*TRY IT*: Exclude every picture and return the remaining entries below verbatim.

AVAILABLE DATA section start

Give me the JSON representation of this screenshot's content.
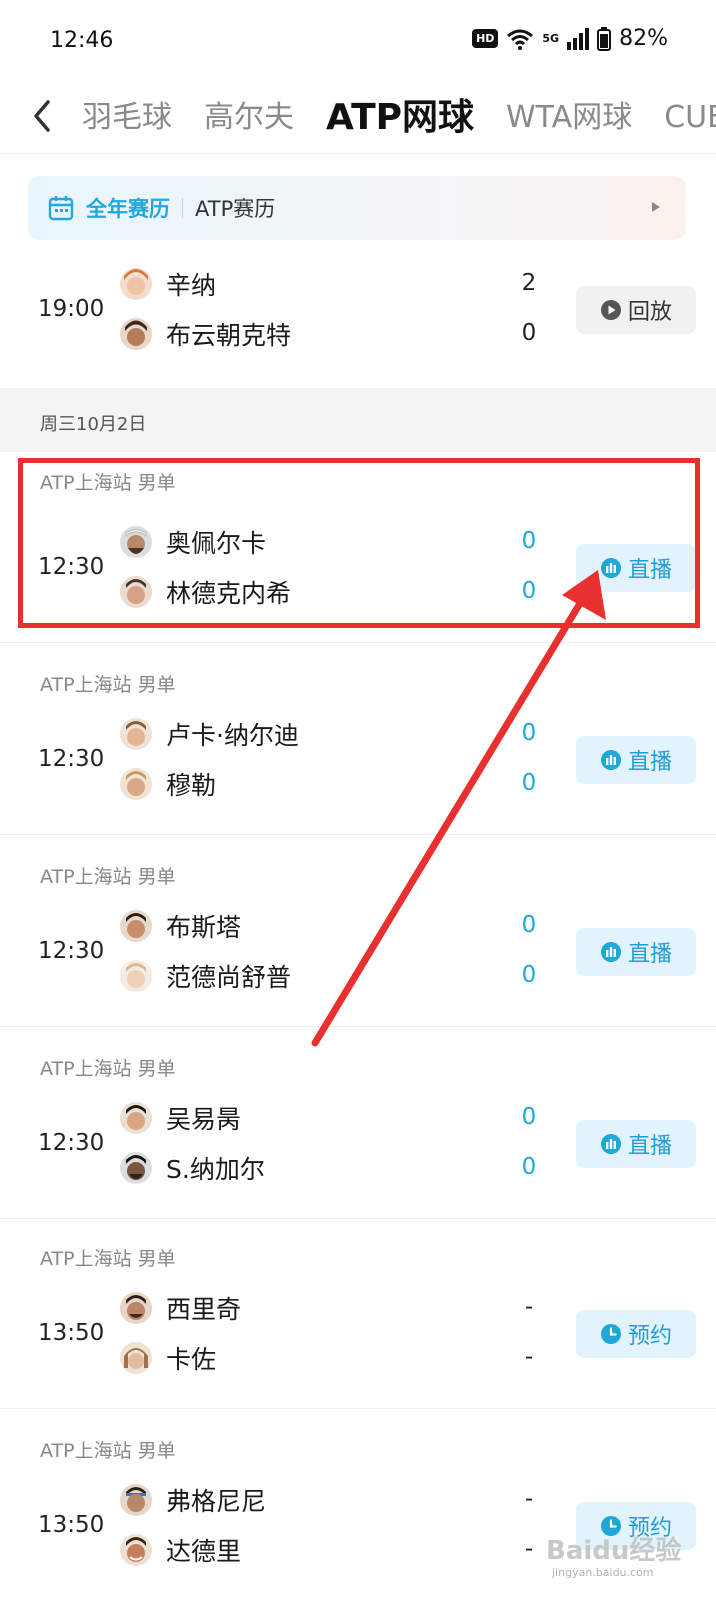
{
  "status_bar": {
    "time": "12:46",
    "hd": "HD",
    "network": "5G",
    "battery": "82%"
  },
  "nav": {
    "tabs": [
      "羽毛球",
      "高尔夫",
      "ATP网球",
      "WTA网球",
      "CUB"
    ],
    "active_index": 2
  },
  "banner": {
    "title": "全年赛历",
    "subtitle": "ATP赛历"
  },
  "date_separator": "周三10月2日",
  "matches": [
    {
      "competition": "",
      "time": "19:00",
      "p1": "辛纳",
      "p2": "布云朝克特",
      "s1": "2",
      "s2": "0",
      "action": "回放",
      "status": "finished"
    },
    {
      "competition": "ATP上海站 男单",
      "time": "12:30",
      "p1": "奥佩尔卡",
      "p2": "林德克内希",
      "s1": "0",
      "s2": "0",
      "action": "直播",
      "status": "live"
    },
    {
      "competition": "ATP上海站 男单",
      "time": "12:30",
      "p1": "卢卡·纳尔迪",
      "p2": "穆勒",
      "s1": "0",
      "s2": "0",
      "action": "直播",
      "status": "live"
    },
    {
      "competition": "ATP上海站 男单",
      "time": "12:30",
      "p1": "布斯塔",
      "p2": "范德尚舒普",
      "s1": "0",
      "s2": "0",
      "action": "直播",
      "status": "live"
    },
    {
      "competition": "ATP上海站 男单",
      "time": "12:30",
      "p1": "吴易昺",
      "p2": "S.纳加尔",
      "s1": "0",
      "s2": "0",
      "action": "直播",
      "status": "live"
    },
    {
      "competition": "ATP上海站 男单",
      "time": "13:50",
      "p1": "西里奇",
      "p2": "卡佐",
      "s1": "-",
      "s2": "-",
      "action": "预约",
      "status": "scheduled"
    },
    {
      "competition": "ATP上海站 男单",
      "time": "13:50",
      "p1": "弗格尼尼",
      "p2": "达德里",
      "s1": "-",
      "s2": "-",
      "action": "预约",
      "status": "scheduled"
    }
  ],
  "watermark": {
    "text": "Baidu经验",
    "url": "jingyan.baidu.com"
  },
  "colors": {
    "accent": "#1fa7d8",
    "highlight": "#e8302e",
    "text_primary": "#1a1a1a",
    "text_secondary": "#888888"
  }
}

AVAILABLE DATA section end

*SOLUTION*:
Give me the JSON representation of this screenshot's content.
{
  "status_bar": {
    "time": "12:46",
    "hd": "HD",
    "network": "5G",
    "battery": "82%"
  },
  "nav": {
    "tabs": [
      "羽毛球",
      "高尔夫",
      "ATP网球",
      "WTA网球",
      "CUB"
    ],
    "active_index": 2
  },
  "banner": {
    "title": "全年赛历",
    "subtitle": "ATP赛历"
  },
  "date_separator": "周三10月2日",
  "matches": [
    {
      "competition": "",
      "time": "19:00",
      "p1": "辛纳",
      "p2": "布云朝克特",
      "s1": "2",
      "s2": "0",
      "action": "回放",
      "status": "finished"
    },
    {
      "competition": "ATP上海站 男单",
      "time": "12:30",
      "p1": "奥佩尔卡",
      "p2": "林德克内希",
      "s1": "0",
      "s2": "0",
      "action": "直播",
      "status": "live"
    },
    {
      "competition": "ATP上海站 男单",
      "time": "12:30",
      "p1": "卢卡·纳尔迪",
      "p2": "穆勒",
      "s1": "0",
      "s2": "0",
      "action": "直播",
      "status": "live"
    },
    {
      "competition": "ATP上海站 男单",
      "time": "12:30",
      "p1": "布斯塔",
      "p2": "范德尚舒普",
      "s1": "0",
      "s2": "0",
      "action": "直播",
      "status": "live"
    },
    {
      "competition": "ATP上海站 男单",
      "time": "12:30",
      "p1": "吴易昺",
      "p2": "S.纳加尔",
      "s1": "0",
      "s2": "0",
      "action": "直播",
      "status": "live"
    },
    {
      "competition": "ATP上海站 男单",
      "time": "13:50",
      "p1": "西里奇",
      "p2": "卡佐",
      "s1": "-",
      "s2": "-",
      "action": "预约",
      "status": "scheduled"
    },
    {
      "competition": "ATP上海站 男单",
      "time": "13:50",
      "p1": "弗格尼尼",
      "p2": "达德里",
      "s1": "-",
      "s2": "-",
      "action": "预约",
      "status": "scheduled"
    }
  ],
  "watermark": {
    "text": "Baidu经验",
    "url": "jingyan.baidu.com"
  },
  "colors": {
    "accent": "#1fa7d8",
    "highlight": "#e8302e",
    "text_primary": "#1a1a1a",
    "text_secondary": "#888888"
  }
}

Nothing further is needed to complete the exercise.